On the other hand, while it is illegal for the lender to deny the loan outright, your age can affect your income, and that impacts the terms of the loan. If you are retiring soon and your income is scheduled to drop significantly, the lender may consider you more high-risk and offer a loan with terms that are less favorable. The size of the down payment can affect how the lender views the loan, and the rates given.
Younger people may also face more difficulties, due to a shorter credit history and lower income on average.
What About Income Mortgage Discrimination?
It is perfectly legal for lenders to take into account your income when deciding whether or not to give you a loan, and it’s a primary consideration. After all, they want to make sure you can make the payments. They are not allowed to do so based on the legal source of your income.
It is against the law for lenders to deny you a loan if your income is made up partly or entirely from non-wage sources of income, such as veterans benefits, social security, child support, pension, government assistance, and the like. If these sources help comprise your total income, include them in your mortgage application as it can only increase your total income, and therefore improve the rates and terms of your loan.
What Can I Do If I Think I Was the Victim of Loan Discrimination?
The 1968 Fair Housing Act (FHA) was enacted in order to stop discrimination practices in mortgages, and made it illegal to deny loans based on the applicant's familial status, race, national origin, religion, sex, or disability. Not long after, in 1974, the federal government passed the Equal Credit Opportunity Act (ECOA), banning creditors from discriminating in credit applications based on sex, national origin, race, religion, marital status, age, and their use of public assistance or other non-wage sources in their income.
First things first though, whenever looking for a loan you should shop around with multiple lenders. This will give you an idea of which rates are fair, and also give you a better idea of which lender isn’t being straight with you. For instance, it’s natural for there to be fluctuations in interest rates between lenders, but if a single lender quotes you a rate far exceeding the others, something may be amiss.
If you suspect that your application was denied for unfair reasons, you should first inform the lender. This may result in the lender considering your request. If not, you can contact the office of your state attorney general or file a complaint with the Department of Housing and Urban Development. You can also consider hiring an attorney to pursue legal options.
The Bottom Line
For generations, housing discrimination kept the dream of home ownership beyond the reach of countless Americans, but since the ECOA, you always have options and the law is on your side.
We know that buying a house can be stressful - after all, it’s the biggest financial decision most people make. By knowing what to look out for, you can ensure that the biggest hurdles remain financial ones, like your down payment, and that you’re on a level playing field and closer than ever to getting a house of your own.

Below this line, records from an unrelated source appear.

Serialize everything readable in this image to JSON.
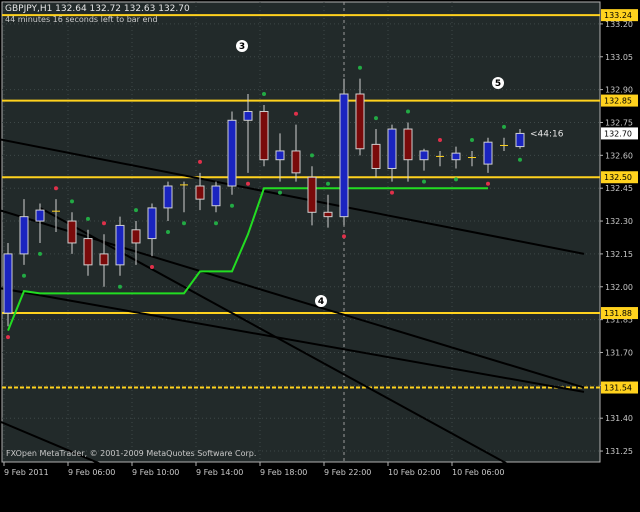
{
  "header": {
    "symbol_line": "GBPJPY,H1  132.64 132.72 132.63 132.70",
    "timer_text": "44 minutes 16 seconds left to bar end"
  },
  "footer": {
    "copyright": "FXOpen MetaTrader, © 2001-2009 MetaQuotes Software Corp."
  },
  "markers": [
    "3",
    "5",
    "4"
  ],
  "current_price_tag": "132.70",
  "countdown_label": "<44:16",
  "chart_data": {
    "type": "candlestick",
    "title": "GBPJPY,H1",
    "ylim": [
      131.2,
      133.3
    ],
    "price_axis": {
      "ticks": [
        "133.20",
        "133.05",
        "132.90",
        "132.75",
        "132.60",
        "132.45",
        "132.30",
        "132.15",
        "132.00",
        "131.85",
        "131.70",
        "131.55",
        "131.40",
        "131.25"
      ]
    },
    "time_axis": {
      "ticks": [
        "9 Feb 2011",
        "9 Feb 06:00",
        "9 Feb 10:00",
        "9 Feb 14:00",
        "9 Feb 18:00",
        "9 Feb 22:00",
        "10 Feb 02:00",
        "10 Feb 06:00"
      ]
    },
    "horizontal_levels": [
      {
        "price": 133.24,
        "label": "133.24",
        "style": "solid"
      },
      {
        "price": 132.85,
        "label": "132.85",
        "style": "solid"
      },
      {
        "price": 132.5,
        "label": "132.50",
        "style": "solid"
      },
      {
        "price": 131.88,
        "label": "131.88",
        "style": "solid"
      },
      {
        "price": 131.54,
        "label": "131.54",
        "style": "dashed"
      }
    ],
    "current_price": 132.7,
    "vertical_marker_index": 21,
    "candles": [
      {
        "o": 131.88,
        "h": 132.2,
        "l": 131.82,
        "c": 132.15
      },
      {
        "o": 132.15,
        "h": 132.4,
        "l": 132.1,
        "c": 132.32
      },
      {
        "o": 132.3,
        "h": 132.38,
        "l": 132.2,
        "c": 132.35
      },
      {
        "o": 132.35,
        "h": 132.4,
        "l": 132.25,
        "c": 132.34
      },
      {
        "o": 132.3,
        "h": 132.34,
        "l": 132.15,
        "c": 132.2
      },
      {
        "o": 132.22,
        "h": 132.26,
        "l": 132.05,
        "c": 132.1
      },
      {
        "o": 132.15,
        "h": 132.24,
        "l": 132.0,
        "c": 132.1
      },
      {
        "o": 132.1,
        "h": 132.32,
        "l": 132.05,
        "c": 132.28
      },
      {
        "o": 132.26,
        "h": 132.3,
        "l": 132.1,
        "c": 132.2
      },
      {
        "o": 132.22,
        "h": 132.38,
        "l": 132.14,
        "c": 132.36
      },
      {
        "o": 132.36,
        "h": 132.48,
        "l": 132.3,
        "c": 132.46
      },
      {
        "o": 132.46,
        "h": 132.48,
        "l": 132.34,
        "c": 132.47
      },
      {
        "o": 132.46,
        "h": 132.52,
        "l": 132.35,
        "c": 132.4
      },
      {
        "o": 132.37,
        "h": 132.48,
        "l": 132.34,
        "c": 132.46
      },
      {
        "o": 132.46,
        "h": 132.8,
        "l": 132.42,
        "c": 132.76
      },
      {
        "o": 132.76,
        "h": 132.88,
        "l": 132.52,
        "c": 132.8
      },
      {
        "o": 132.8,
        "h": 132.83,
        "l": 132.55,
        "c": 132.58
      },
      {
        "o": 132.58,
        "h": 132.7,
        "l": 132.48,
        "c": 132.62
      },
      {
        "o": 132.62,
        "h": 132.74,
        "l": 132.48,
        "c": 132.52
      },
      {
        "o": 132.5,
        "h": 132.55,
        "l": 132.28,
        "c": 132.34
      },
      {
        "o": 132.34,
        "h": 132.42,
        "l": 132.27,
        "c": 132.32
      },
      {
        "o": 132.32,
        "h": 132.95,
        "l": 132.28,
        "c": 132.88
      },
      {
        "o": 132.88,
        "h": 132.95,
        "l": 132.6,
        "c": 132.63
      },
      {
        "o": 132.65,
        "h": 132.72,
        "l": 132.5,
        "c": 132.54
      },
      {
        "o": 132.54,
        "h": 132.74,
        "l": 132.48,
        "c": 132.72
      },
      {
        "o": 132.72,
        "h": 132.75,
        "l": 132.48,
        "c": 132.58
      },
      {
        "o": 132.58,
        "h": 132.63,
        "l": 132.53,
        "c": 132.62
      },
      {
        "o": 132.6,
        "h": 132.62,
        "l": 132.55,
        "c": 132.59
      },
      {
        "o": 132.58,
        "h": 132.64,
        "l": 132.54,
        "c": 132.61
      },
      {
        "o": 132.6,
        "h": 132.62,
        "l": 132.55,
        "c": 132.58
      },
      {
        "o": 132.56,
        "h": 132.68,
        "l": 132.52,
        "c": 132.66
      },
      {
        "o": 132.65,
        "h": 132.68,
        "l": 132.62,
        "c": 132.64
      },
      {
        "o": 132.64,
        "h": 132.72,
        "l": 132.63,
        "c": 132.7
      }
    ],
    "green_line": [
      131.8,
      131.98,
      131.97,
      131.97,
      131.97,
      131.97,
      131.97,
      131.97,
      131.97,
      131.97,
      131.97,
      131.97,
      132.07,
      132.07,
      132.07,
      132.24,
      132.45,
      132.45,
      132.45,
      132.45,
      132.45,
      132.45,
      132.45,
      132.45,
      132.45,
      132.45,
      132.45,
      132.45,
      132.45,
      132.45,
      132.45
    ],
    "trendlines": [
      {
        "start": [
          -1,
          132.68
        ],
        "end": [
          36,
          132.15
        ]
      },
      {
        "start": [
          -1,
          132.36
        ],
        "end": [
          36,
          131.54
        ]
      },
      {
        "start": [
          -1,
          132.0
        ],
        "end": [
          36,
          131.52
        ]
      },
      {
        "start": [
          2,
          132.36
        ],
        "end": [
          36,
          131.0
        ]
      },
      {
        "start": [
          -1,
          131.4
        ],
        "end": [
          12,
          131.0
        ]
      }
    ]
  }
}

See these in-depth reviews of the leading mortgage lenders for more information on rates and terms from reputable lenders.